In this week’s blog post, recent graduate in Spanish & Czech from St Peter’s College, Joe Kearney, reflects on his decision to study Czech at Oxford and where the journey has taken him…
I chose to study Czech at Oxford because I wanted to try something completely different. At school I had studied French and Spanish, and I wanted to learn a language from a totally new language family.
The first year of Czech was certainly the challenge I’d been looking for. I sat in my first language class of the year, in front of the Czech lady (Vanda, she is lovely) who had been tasked with teaching me and my three classmates Czech from scratch, and wondering how I was ever going to learn what any of this stuff meant. The learning curve was steep, but incredibly rewarding. We started with the absolute basics: how the alphabet works, how to introduce yourself, how to order food in a restaurant. By the end of my first year I’d read my first short stories in Czech and I’d been to Prague and worked for a couple of months as a waiter in a pizza parlour! Learning a language from scratch is fantastic for anyone who fancies a bit of adventure.
We spent second year developing our speaking, listening, writing and translating skills, as well as reading more and more literature in Czech. Because Czech is a small course, with just a handful of undergraduate students every year, the course is really flexible. 20th century Czech history and literature fascinated me, and I was able to shape all of the rest of my degree around it. I learned about the interwar period in the First Czechoslovak Republic, the Czech experience under communism, and the Czech journey out of communism in the 90s and 2000s. Writers like Jiří Weil, Ludvík Vaculík and Bianca Bellová captured my imagination, and I was able to take my newfound interests with me on my year abroad, where I studied New Wave Czech film, a history of Czech photography, and modern Czech politics at the University of Ostrava.
In Ostrava I got a job as a waiter in a tearoom (the best language training anyone could get!), I went climbing in the hills with my Ostravák friends, and I travelled with a great group of Erasmus students.
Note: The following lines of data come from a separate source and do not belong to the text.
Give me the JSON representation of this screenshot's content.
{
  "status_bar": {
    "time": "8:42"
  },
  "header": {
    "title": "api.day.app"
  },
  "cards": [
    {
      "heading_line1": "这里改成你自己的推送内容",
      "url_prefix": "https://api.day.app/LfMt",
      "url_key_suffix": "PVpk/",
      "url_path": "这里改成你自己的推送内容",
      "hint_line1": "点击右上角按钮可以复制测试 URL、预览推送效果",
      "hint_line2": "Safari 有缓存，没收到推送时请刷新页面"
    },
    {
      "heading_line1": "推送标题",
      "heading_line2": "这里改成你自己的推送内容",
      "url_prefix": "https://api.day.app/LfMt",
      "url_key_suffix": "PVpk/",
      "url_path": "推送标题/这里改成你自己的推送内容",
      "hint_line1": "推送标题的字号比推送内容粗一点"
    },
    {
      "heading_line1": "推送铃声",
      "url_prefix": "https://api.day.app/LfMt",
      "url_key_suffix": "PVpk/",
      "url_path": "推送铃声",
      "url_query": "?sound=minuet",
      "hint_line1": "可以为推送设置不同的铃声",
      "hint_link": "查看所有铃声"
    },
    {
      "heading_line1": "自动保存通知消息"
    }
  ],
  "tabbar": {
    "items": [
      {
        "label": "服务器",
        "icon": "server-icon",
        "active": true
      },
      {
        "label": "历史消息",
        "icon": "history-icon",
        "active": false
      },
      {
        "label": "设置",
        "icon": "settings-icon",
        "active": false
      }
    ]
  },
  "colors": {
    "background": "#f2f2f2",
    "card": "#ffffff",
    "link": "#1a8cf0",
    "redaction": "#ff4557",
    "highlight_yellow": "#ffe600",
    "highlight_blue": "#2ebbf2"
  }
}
One of the best things about the Czech Republic, we quickly found, is that it is a fantastic basecamp from which to travel all around Europe. I visited France, Germany, Slovakia, Hungary, Austria, Poland, and even Sweden that year, as well as making use of the ridiculously cheap trains to get all around the Czech Republic. Some highlights were České Švýcarsko (Czech Switzerland), Skiing in the Slovakian High Tatras, and visiting Kraków, in Poland, and Stockholm, in Sweden.
My love for Czech grew immensely on my year abroad, and final year went by in a blast. More learning, and more opportunities to take the voyage of discovery further and further.
I would highly recommend learning a new language from scratch at Oxford. My Czech degree was a fantastic awakening to a new world of culture, travel, and wonderful people. I have never looked back!
A huge thanks to Joe for sharing his wonderful experiences of studying beginners’ Czech as well as the stunning photos taken on his year abroad in Ostrava last year (2021-22).
If you’re interested in following a similar path, you can find out more about Czech at Oxford here.